_WHAT NEEDS TO BE DONE_: Give the entries again, word for word.

_DATA FOR ANALYSIS_:
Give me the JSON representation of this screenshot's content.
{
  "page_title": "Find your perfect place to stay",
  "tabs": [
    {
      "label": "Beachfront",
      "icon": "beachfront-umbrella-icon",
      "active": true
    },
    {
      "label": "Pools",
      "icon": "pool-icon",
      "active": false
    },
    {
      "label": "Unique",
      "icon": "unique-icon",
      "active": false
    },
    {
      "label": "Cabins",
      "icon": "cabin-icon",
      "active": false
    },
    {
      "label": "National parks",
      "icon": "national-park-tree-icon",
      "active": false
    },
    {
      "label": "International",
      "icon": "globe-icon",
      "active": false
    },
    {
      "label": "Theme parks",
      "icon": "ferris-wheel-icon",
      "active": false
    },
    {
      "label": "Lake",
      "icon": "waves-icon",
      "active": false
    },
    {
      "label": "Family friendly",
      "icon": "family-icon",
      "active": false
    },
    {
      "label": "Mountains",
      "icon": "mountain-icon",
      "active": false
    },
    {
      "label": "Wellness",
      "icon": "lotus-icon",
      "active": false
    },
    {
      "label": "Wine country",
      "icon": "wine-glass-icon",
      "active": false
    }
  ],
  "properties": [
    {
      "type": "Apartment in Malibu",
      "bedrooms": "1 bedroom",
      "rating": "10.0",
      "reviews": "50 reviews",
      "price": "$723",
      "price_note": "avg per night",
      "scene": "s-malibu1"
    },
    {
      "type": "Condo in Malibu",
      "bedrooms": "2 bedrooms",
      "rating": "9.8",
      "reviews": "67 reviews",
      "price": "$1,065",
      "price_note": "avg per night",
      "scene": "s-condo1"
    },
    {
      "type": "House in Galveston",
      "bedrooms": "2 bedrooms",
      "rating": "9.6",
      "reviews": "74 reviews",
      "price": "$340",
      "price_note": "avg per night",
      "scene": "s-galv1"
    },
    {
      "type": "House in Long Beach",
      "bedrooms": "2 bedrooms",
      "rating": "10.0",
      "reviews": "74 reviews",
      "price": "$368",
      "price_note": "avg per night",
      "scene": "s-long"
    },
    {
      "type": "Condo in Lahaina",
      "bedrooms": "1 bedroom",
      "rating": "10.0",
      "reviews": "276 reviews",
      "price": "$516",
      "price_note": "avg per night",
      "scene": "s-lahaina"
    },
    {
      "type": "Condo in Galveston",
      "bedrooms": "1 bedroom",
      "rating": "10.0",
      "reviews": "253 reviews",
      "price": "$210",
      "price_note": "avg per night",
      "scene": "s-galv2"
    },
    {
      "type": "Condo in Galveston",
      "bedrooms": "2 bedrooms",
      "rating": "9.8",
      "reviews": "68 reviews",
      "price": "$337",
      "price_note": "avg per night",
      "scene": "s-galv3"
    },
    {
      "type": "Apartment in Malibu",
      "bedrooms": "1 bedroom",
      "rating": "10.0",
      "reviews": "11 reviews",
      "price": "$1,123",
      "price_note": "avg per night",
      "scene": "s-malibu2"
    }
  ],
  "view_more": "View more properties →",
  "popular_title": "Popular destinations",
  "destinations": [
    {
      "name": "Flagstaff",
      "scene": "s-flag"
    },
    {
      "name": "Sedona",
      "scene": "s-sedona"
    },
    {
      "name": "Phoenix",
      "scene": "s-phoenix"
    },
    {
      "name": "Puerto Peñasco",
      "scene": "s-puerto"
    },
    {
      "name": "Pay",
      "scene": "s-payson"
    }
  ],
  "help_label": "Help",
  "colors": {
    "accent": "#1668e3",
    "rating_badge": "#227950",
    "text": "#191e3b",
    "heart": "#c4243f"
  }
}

_ANSWER TO THIS PROBLEM_:
Give me the JSON representation of this screenshot's content.
{
  "page_title": "Find your perfect place to stay",
  "tabs": [
    {
      "label": "Beachfront",
      "icon": "beachfront-umbrella-icon",
      "active": true
    },
    {
      "label": "Pools",
      "icon": "pool-icon",
      "active": false
    },
    {
      "label": "Unique",
      "icon": "unique-icon",
      "active": false
    },
    {
      "label": "Cabins",
      "icon": "cabin-icon",
      "active": false
    },
    {
      "label": "National parks",
      "icon": "national-park-tree-icon",
      "active": false
    },
    {
      "label": "International",
      "icon": "globe-icon",
      "active": false
    },
    {
      "label": "Theme parks",
      "icon": "ferris-wheel-icon",
      "active": false
    },
    {
      "label": "Lake",
      "icon": "waves-icon",
      "active": false
    },
    {
      "label": "Family friendly",
      "icon": "family-icon",
      "active": false
    },
    {
      "label": "Mountains",
      "icon": "mountain-icon",
      "active": false
    },
    {
      "label": "Wellness",
      "icon": "lotus-icon",
      "active": false
    },
    {
      "label": "Wine country",
      "icon": "wine-glass-icon",
      "active": false
    }
  ],
  "properties": [
    {
      "type": "Apartment in Malibu",
      "bedrooms": "1 bedroom",
      "rating": "10.0",
      "reviews": "50 reviews",
      "price": "$723",
      "price_note": "avg per night",
      "scene": "s-malibu1"
    },
    {
      "type": "Condo in Malibu",
      "bedrooms": "2 bedrooms",
      "rating": "9.8",
      "reviews": "67 reviews",
      "price": "$1,065",
      "price_note": "avg per night",
      "scene": "s-condo1"
    },
    {
      "type": "House in Galveston",
      "bedrooms": "2 bedrooms",
      "rating": "9.6",
      "reviews": "74 reviews",
      "price": "$340",
      "price_note": "avg per night",
      "scene": "s-galv1"
    },
    {
      "type": "House in Long Beach",
      "bedrooms": "2 bedrooms",
      "rating": "10.0",
      "reviews": "74 reviews",
      "price": "$368",
      "price_note": "avg per night",
      "scene": "s-long"
    },
    {
      "type": "Condo in Lahaina",
      "bedrooms": "1 bedroom",
      "rating": "10.0",
      "reviews": "276 reviews",
      "price": "$516",
      "price_note": "avg per night",
      "scene": "s-lahaina"
    },
    {
      "type": "Condo in Galveston",
      "bedrooms": "1 bedroom",
      "rating": "10.0",
      "reviews": "253 reviews",
      "price": "$210",
      "price_note": "avg per night",
      "scene": "s-galv2"
    },
    {
      "type": "Condo in Galveston",
      "bedrooms": "2 bedrooms",
      "rating": "9.8",
      "reviews": "68 reviews",
      "price": "$337",
      "price_note": "avg per night",
      "scene": "s-galv3"
    },
    {
      "type": "Apartment in Malibu",
      "bedrooms": "1 bedroom",
      "rating": "10.0",
      "reviews": "11 reviews",
      "price": "$1,123",
      "price_note": "avg per night",
      "scene": "s-malibu2"
    }
  ],
  "view_more": "View more properties →",
  "popular_title": "Popular destinations",
  "destinations": [
    {
      "name": "Flagstaff",
      "scene": "s-flag"
    },
    {
      "name": "Sedona",
      "scene": "s-sedona"
    },
    {
      "name": "Phoenix",
      "scene": "s-phoenix"
    },
    {
      "name": "Puerto Peñasco",
      "scene": "s-puerto"
    },
    {
      "name": "Pay",
      "scene": "s-payson"
    }
  ],
  "help_label": "Help",
  "colors": {
    "accent": "#1668e3",
    "rating_badge": "#227950",
    "text": "#191e3b",
    "heart": "#c4243f"
  }
}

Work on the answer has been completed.